This saves them from having to individually troubleshoot every incident that comes in. And if the incident is part of an already recorded known error, then the agent can immediately apply the fix. They can also advise the affected end user that this is a known issue and people are working to resolve it. This will also give your customers peace of mind, knowing that the problem will (hopefully) soon go away forever (particularly if they’ve experienced it multiple times already).

  • Deliver Consistent Support: Having a KEDB for your service desk agents to check means that each one of them will be able to offer the same level of IT support. And because working on the IT service desk is sometimes an entry-level role, you’re highly likely to have agents with various levels of knowledge and skill. Here, a KEDB means that your newer staff members are able to offer the same level of support for such incidents because the fixes are documented for them to follow.

Inconsistent support from the IT service desk can be a big factor in low customer satisfaction (CSAT) scores, so it pays to find ways to tackle this.

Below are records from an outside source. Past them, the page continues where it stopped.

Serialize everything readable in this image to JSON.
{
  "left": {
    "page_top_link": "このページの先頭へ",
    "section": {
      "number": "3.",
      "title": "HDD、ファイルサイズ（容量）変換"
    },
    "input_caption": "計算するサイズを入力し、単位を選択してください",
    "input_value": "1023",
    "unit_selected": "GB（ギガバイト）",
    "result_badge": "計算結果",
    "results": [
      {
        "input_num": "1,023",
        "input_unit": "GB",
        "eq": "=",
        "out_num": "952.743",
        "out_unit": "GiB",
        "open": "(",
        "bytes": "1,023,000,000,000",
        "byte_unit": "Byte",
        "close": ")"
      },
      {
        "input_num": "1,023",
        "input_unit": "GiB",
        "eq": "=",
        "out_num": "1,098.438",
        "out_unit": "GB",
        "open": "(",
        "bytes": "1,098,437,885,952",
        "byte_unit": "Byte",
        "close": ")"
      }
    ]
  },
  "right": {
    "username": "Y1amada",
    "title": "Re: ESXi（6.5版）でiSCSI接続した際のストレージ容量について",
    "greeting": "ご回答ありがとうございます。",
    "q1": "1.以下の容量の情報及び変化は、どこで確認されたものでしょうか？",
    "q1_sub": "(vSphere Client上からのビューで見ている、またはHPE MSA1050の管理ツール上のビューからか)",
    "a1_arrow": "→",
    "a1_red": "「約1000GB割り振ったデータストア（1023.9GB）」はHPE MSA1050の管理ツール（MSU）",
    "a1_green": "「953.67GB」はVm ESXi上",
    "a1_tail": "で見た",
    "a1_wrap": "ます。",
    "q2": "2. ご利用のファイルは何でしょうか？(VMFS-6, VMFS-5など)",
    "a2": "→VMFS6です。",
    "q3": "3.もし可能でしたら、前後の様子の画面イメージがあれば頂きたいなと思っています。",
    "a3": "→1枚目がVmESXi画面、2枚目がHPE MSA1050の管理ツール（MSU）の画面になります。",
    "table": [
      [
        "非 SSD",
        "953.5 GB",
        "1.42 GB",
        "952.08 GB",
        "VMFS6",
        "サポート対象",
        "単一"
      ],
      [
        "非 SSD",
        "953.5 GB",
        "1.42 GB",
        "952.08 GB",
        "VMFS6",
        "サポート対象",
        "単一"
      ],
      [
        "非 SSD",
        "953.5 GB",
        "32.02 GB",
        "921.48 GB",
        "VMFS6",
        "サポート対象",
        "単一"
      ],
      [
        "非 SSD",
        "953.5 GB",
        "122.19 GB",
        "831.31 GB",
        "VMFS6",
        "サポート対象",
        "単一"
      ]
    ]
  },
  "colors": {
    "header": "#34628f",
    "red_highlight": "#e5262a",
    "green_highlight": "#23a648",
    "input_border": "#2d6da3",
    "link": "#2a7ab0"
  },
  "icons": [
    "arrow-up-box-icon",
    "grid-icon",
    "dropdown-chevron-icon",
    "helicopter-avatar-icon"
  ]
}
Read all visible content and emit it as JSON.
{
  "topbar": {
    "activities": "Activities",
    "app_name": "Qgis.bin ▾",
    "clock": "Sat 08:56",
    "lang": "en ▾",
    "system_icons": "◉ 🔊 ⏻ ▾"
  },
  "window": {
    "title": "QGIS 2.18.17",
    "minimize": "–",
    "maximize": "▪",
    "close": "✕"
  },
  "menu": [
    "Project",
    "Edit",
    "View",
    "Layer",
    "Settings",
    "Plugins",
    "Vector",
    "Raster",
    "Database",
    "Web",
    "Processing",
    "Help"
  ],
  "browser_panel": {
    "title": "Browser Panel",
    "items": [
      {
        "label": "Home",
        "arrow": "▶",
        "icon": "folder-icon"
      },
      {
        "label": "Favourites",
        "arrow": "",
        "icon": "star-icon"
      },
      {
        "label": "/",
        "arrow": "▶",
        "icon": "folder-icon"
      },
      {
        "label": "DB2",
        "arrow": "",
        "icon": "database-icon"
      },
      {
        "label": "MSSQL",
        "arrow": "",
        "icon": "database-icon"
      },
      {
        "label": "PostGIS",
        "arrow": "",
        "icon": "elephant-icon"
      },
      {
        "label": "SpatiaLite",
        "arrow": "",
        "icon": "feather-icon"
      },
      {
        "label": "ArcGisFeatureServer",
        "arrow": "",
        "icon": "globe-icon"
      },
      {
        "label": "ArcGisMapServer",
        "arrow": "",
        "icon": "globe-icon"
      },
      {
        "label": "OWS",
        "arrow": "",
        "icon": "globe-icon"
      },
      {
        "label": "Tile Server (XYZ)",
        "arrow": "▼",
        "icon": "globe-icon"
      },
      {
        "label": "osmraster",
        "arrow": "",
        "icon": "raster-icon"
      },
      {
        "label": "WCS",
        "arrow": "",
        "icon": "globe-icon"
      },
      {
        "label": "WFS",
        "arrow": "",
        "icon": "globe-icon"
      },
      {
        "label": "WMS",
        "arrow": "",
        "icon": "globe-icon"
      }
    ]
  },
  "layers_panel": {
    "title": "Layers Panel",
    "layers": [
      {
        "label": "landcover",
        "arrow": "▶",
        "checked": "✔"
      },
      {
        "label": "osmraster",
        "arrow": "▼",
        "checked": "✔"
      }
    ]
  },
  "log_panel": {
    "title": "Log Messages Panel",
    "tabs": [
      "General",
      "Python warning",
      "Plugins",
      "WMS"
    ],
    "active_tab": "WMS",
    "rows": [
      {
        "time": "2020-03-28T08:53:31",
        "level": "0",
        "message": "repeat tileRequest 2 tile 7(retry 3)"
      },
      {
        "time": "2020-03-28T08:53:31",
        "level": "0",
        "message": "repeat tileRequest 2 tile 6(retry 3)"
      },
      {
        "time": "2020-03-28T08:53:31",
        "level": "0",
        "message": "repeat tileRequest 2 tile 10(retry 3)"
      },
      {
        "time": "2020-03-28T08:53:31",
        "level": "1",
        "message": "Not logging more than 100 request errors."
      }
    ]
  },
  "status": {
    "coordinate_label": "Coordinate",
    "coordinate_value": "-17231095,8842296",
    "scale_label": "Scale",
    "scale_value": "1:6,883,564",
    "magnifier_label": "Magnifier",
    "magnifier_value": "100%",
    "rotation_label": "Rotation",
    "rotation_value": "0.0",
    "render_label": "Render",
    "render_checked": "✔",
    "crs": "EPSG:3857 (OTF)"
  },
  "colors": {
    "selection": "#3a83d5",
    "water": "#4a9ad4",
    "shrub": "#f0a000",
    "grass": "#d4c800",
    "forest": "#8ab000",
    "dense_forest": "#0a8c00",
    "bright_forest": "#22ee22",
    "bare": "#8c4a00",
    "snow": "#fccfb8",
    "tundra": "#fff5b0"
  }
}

  • It’s Easier to Monitor and Prioritize Issues: When you have a KEDB you can link up each incident that comes into the desk related to the known error. This means that you’re able to monitor the reach of the problem which, in turn, can help you to prioritize which problems need to be fixed first. For instance, those that have a high number of incidents attached, and therefore impact, can be submitted for fixes sooner than those causing only a couple of calls to the desk.
  • Incident Ticket Prevention

Sometimes the workarounds provided for a known error are easy to apply and end users are able to activate them themselves. When this happens, you can let your customers know that your IT teams are working on the issue but in the meantime, should they experience the problem, they can fix it themselves to prevent any disruption. When your IT teams are already working on the fix you won’t need to worry about tracking the impact of the problem, so it’s better to prevent these calls from coming in in the first place whenever possible.

  • Create Happy Customers (and Agents): Because you’re offering consistent support, applying quick fixes to reported incidents, and empowering end users by giving them the opportunity to fix their own issues, you’re likely to see improvements in your CSAT score.

Along with happier customers, your agents will be happier too because a KEDB can make their life so much easier. They don’t have to troubleshoot the same incidents over and over again, and they can provide a level of support that makes them feel good because they know they’re helping to deliver a great IT support service.

See Also